---------- INFORMATION ----------

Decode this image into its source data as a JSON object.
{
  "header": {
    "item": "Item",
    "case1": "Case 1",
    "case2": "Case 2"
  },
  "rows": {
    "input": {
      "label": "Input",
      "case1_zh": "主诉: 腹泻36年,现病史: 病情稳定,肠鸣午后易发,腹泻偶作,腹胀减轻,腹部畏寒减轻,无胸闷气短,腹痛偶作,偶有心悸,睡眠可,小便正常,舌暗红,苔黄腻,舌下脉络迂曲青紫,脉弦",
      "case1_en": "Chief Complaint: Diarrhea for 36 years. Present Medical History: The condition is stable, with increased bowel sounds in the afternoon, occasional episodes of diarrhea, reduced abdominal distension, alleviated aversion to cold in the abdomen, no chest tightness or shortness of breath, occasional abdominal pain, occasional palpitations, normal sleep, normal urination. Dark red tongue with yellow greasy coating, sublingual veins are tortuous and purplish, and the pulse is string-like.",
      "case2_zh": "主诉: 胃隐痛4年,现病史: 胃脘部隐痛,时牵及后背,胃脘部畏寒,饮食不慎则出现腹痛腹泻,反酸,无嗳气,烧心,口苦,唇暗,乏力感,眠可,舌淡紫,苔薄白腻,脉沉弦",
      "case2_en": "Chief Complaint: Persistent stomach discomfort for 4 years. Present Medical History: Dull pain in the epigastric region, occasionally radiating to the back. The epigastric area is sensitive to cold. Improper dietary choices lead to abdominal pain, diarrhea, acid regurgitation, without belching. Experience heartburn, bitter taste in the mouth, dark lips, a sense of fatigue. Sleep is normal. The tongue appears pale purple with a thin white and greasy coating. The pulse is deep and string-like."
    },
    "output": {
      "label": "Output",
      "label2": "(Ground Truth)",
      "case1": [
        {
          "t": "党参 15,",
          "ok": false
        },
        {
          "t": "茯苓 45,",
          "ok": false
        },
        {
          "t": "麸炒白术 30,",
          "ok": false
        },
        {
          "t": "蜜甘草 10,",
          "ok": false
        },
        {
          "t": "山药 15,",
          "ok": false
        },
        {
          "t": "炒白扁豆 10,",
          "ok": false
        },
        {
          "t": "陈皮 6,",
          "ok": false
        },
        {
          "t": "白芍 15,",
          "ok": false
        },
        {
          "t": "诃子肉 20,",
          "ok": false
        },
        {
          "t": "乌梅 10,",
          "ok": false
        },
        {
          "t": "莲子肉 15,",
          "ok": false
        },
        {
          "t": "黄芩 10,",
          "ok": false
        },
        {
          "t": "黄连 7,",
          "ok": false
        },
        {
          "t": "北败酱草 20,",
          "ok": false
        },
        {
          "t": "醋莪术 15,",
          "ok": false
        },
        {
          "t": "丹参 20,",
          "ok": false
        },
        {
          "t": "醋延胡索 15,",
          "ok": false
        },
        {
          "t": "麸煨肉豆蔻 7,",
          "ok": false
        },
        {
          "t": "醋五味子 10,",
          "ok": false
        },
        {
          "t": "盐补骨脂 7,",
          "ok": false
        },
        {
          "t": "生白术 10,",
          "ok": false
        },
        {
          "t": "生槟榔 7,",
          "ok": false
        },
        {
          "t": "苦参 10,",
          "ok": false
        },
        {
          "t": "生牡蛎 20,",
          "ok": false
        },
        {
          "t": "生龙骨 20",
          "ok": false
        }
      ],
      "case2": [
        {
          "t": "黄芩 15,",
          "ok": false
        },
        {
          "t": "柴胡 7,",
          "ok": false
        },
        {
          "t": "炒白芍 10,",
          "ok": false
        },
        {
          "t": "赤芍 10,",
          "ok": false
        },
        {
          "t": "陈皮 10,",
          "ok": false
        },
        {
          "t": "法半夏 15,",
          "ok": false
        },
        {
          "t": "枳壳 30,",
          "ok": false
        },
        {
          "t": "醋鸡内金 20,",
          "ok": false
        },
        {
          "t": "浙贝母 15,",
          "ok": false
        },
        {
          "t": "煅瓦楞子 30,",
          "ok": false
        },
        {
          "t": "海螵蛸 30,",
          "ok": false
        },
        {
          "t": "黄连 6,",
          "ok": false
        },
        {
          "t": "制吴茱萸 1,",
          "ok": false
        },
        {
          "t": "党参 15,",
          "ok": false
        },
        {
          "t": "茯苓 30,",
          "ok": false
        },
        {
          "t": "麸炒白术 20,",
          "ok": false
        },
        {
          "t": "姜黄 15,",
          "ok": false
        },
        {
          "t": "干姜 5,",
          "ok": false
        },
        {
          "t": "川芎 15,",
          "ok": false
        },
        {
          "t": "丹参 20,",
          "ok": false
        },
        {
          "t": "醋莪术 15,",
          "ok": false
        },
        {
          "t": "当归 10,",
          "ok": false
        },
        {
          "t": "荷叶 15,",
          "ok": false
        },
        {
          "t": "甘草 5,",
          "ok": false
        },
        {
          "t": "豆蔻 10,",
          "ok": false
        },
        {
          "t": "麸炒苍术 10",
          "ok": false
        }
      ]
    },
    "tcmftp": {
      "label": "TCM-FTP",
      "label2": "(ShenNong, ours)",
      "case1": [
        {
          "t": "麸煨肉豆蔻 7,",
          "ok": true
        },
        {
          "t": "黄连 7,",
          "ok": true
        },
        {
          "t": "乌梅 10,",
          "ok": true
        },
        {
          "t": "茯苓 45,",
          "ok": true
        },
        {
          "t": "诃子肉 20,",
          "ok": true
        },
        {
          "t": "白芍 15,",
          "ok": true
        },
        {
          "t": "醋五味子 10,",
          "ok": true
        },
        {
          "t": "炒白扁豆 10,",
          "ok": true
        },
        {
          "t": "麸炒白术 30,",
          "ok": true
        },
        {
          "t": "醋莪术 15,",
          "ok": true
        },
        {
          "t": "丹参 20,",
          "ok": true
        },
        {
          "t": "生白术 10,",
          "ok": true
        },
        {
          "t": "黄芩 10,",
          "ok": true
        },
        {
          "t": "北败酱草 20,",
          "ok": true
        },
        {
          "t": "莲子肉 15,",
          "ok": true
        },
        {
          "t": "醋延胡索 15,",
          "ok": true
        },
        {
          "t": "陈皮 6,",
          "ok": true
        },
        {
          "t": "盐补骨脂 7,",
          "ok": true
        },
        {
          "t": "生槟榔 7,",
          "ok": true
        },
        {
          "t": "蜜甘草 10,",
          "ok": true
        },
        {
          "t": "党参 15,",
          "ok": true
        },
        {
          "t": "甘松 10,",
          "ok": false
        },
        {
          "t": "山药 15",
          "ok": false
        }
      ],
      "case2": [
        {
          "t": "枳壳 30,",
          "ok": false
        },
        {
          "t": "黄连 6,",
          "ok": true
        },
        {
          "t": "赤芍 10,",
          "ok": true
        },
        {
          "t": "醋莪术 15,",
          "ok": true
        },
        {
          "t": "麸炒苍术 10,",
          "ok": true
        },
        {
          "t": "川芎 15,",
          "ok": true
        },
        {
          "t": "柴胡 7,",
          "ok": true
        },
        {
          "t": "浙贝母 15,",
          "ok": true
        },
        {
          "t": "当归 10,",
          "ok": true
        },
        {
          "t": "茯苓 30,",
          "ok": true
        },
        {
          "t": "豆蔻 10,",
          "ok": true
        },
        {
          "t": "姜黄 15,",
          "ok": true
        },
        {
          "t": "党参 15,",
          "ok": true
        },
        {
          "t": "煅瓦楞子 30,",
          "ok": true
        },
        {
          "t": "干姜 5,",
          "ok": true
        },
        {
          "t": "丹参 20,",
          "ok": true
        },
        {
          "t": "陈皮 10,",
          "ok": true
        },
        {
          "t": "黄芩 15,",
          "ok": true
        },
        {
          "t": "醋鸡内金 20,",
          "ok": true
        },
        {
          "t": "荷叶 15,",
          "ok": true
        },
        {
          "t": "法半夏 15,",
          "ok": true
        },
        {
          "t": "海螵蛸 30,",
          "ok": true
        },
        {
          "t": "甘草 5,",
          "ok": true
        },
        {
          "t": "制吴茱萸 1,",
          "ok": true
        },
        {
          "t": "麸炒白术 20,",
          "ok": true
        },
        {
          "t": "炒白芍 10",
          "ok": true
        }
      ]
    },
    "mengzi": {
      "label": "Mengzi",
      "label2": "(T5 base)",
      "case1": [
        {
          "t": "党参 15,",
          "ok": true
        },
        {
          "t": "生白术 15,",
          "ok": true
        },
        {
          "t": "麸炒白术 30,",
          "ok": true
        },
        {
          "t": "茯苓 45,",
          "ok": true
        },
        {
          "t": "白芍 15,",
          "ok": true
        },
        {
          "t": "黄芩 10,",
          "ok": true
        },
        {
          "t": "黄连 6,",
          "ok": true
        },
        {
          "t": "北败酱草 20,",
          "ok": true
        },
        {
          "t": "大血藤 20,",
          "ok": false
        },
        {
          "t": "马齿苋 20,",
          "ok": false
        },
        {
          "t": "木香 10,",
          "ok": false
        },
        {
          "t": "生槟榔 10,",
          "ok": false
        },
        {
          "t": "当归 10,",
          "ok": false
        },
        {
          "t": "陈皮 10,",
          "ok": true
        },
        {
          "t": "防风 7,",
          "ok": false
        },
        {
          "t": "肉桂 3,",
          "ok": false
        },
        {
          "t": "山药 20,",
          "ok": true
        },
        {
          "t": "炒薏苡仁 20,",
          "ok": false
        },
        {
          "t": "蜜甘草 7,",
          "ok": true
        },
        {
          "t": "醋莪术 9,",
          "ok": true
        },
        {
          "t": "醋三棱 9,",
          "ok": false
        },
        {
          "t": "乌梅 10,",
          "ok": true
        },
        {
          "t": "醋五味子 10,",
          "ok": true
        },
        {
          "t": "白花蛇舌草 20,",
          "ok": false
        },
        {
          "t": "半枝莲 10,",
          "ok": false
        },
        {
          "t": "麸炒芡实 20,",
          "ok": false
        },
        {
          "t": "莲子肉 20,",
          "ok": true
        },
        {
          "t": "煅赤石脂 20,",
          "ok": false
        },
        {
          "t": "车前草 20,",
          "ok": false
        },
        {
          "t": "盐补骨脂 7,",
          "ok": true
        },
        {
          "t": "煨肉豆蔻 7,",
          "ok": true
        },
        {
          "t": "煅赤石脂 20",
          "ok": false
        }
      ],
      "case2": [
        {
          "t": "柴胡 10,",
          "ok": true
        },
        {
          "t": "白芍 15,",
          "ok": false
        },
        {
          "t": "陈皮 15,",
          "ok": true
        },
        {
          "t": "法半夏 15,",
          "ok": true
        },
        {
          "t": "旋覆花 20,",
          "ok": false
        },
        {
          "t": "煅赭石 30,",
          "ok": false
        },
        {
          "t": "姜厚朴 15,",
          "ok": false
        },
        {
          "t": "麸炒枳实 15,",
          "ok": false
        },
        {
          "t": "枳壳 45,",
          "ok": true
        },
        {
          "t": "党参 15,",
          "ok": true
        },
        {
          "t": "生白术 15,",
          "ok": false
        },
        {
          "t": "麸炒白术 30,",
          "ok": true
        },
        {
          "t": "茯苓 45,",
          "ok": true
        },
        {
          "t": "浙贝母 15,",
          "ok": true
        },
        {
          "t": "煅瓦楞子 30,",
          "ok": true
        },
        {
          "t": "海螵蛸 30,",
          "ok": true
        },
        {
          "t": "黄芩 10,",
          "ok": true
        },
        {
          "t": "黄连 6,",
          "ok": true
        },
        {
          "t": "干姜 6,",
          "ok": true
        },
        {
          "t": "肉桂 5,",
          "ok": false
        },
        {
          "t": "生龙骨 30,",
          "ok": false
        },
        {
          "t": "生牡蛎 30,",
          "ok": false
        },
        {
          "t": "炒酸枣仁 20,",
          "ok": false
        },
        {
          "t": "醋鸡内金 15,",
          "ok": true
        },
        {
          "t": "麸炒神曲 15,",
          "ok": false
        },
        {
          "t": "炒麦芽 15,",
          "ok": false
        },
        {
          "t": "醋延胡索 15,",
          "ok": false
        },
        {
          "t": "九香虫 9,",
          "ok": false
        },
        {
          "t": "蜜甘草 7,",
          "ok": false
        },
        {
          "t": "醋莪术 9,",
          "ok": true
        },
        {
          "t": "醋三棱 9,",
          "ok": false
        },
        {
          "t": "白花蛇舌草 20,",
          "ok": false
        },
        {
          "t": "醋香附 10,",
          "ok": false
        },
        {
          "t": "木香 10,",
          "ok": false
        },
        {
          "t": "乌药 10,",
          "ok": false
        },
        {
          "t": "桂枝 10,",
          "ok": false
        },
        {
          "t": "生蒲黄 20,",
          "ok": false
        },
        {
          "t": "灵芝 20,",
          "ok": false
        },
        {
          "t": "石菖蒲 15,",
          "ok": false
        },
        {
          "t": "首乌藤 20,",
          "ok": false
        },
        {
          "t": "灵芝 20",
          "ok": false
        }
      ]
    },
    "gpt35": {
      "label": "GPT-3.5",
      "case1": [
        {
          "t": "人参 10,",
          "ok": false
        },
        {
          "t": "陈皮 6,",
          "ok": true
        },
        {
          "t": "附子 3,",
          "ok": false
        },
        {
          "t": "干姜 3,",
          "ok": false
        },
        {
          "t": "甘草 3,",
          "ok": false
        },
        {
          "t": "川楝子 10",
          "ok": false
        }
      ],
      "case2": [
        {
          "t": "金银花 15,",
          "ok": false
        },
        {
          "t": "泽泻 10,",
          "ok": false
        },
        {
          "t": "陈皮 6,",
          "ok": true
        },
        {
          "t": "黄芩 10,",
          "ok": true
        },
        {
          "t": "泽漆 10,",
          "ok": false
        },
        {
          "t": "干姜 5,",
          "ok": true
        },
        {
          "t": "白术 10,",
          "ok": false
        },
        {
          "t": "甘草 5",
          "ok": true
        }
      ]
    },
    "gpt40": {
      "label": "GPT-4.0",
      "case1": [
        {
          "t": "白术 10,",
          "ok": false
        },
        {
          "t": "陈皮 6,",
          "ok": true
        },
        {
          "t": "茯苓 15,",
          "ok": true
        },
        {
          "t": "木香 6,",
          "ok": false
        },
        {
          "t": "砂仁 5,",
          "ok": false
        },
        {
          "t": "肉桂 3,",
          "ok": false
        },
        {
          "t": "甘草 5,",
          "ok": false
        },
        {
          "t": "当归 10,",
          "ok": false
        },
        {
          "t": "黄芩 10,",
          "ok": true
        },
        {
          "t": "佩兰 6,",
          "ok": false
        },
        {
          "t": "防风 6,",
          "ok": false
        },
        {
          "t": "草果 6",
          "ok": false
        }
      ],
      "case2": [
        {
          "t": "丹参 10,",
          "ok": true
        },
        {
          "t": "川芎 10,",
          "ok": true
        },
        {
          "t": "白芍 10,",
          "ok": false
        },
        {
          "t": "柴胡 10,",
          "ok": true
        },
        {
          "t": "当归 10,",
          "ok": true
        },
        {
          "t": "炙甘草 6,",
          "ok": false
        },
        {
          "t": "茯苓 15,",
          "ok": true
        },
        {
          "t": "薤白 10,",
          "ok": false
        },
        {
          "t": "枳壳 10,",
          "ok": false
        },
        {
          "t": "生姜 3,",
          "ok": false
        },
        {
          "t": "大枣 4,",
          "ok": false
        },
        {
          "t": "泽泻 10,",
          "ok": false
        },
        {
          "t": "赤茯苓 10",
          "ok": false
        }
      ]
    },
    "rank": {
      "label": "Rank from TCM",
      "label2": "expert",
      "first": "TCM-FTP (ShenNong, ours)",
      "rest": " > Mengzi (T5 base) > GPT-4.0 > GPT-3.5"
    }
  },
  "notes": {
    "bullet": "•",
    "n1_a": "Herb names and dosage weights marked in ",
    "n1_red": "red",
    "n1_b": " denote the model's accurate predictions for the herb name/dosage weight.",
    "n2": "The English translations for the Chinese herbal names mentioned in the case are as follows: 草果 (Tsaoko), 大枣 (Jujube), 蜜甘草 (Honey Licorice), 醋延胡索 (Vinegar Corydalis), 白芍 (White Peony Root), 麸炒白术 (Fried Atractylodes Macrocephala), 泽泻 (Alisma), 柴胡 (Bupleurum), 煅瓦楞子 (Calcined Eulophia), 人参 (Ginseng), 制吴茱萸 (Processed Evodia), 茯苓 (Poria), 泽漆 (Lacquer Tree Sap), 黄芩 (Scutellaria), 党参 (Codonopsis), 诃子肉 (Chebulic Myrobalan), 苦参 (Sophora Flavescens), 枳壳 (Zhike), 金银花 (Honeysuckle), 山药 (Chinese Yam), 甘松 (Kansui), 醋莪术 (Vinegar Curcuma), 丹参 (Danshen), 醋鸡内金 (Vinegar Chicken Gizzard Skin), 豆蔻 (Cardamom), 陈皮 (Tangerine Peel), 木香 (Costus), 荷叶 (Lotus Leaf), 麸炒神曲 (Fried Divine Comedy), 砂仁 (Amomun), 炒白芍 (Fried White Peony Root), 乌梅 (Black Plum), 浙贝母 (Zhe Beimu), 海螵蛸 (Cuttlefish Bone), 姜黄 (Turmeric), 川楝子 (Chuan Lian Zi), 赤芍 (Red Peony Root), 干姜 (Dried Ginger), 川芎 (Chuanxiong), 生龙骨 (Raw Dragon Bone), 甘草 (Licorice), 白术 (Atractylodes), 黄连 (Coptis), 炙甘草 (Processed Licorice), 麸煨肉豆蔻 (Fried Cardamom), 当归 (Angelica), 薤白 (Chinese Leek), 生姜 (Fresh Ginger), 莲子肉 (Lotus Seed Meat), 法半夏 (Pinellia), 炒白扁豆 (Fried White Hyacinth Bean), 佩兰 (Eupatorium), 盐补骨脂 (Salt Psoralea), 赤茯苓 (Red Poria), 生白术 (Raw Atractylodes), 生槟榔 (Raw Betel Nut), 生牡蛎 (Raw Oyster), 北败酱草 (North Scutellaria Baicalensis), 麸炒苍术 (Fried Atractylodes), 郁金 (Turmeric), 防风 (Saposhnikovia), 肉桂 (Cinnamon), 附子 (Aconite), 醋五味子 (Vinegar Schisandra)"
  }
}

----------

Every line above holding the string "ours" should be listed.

**OUTPUT:**
      "label2": "(ShenNong, ours)",
      "first": "TCM-FTP (ShenNong, ours)",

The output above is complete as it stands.